U.S. Census Data says approximately 1.2 million households are very likely to face imminent eviction with another 6.5 million households behind in rent, which amounts to more than $20 billion.
Biden is now urging fellow Democrats and legislators to extend the deadline, as resources have been scarce for struggling landlords and tenants. Congress allocated nearly $47 billion in federal rental assistance funds but only a fraction has been dispersed.
In turn, President Biden is urging Congress to act to extend the deadline once again, but legal experts warn that a more robust plan needs to be put into place to help distribute resources ahead of another looming deadline should it be extended.
"This is a major issue for our country, which is why the moratorium has been extended several times," said tenured Cooley Law Prof. Florise Neville-Ewell, who is advocating for law schools to be get involved with the process to make sure residents adequately tap into resources.
"Let's get law students involved because they are the ones who are in a position to say, 'We'll go down to the local auditorium; we'll go knock on doors.' I really think we could create an army here," said Prof. Neville-Ewell.
The end of the moratorium will inevitably create an overwhelmed court system, as landlords flock to file against tenants who have delayed payments.
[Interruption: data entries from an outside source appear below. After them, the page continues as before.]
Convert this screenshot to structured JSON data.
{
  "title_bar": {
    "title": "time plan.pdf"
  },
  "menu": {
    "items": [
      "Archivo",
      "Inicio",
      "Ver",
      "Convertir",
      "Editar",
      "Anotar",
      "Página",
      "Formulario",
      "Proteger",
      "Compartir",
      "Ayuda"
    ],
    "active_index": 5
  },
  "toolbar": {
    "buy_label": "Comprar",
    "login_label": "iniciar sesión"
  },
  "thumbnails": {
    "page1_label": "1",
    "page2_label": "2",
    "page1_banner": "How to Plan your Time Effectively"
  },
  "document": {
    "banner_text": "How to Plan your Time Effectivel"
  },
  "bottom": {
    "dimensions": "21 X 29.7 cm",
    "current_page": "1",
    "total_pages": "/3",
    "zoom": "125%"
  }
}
"It just seems to me we need to make sure the money gets out. We need the moratorium, but we need a plan because if we continue to do it the way we're doing it, we'll have to continue to roll over the moratorium, which is just not good in the long run."
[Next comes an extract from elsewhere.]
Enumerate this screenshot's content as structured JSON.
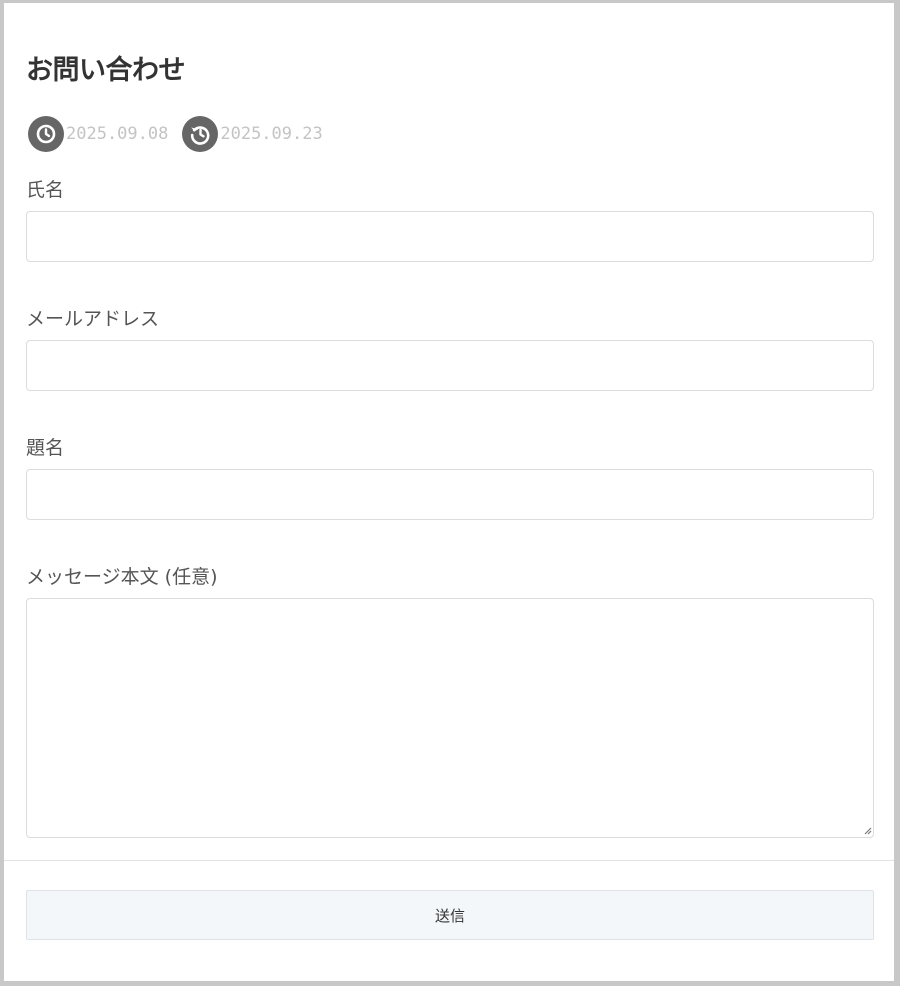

White House Press Secretary Jen Psaki affirmed the administration's promise to those struggling.
“We will continue an all-of-government effort to keep Americans safe and housed through the swift dispersal of emergency rental assistance to states and cities," said Psaki, despite some states handing out little to no rental assistance funds.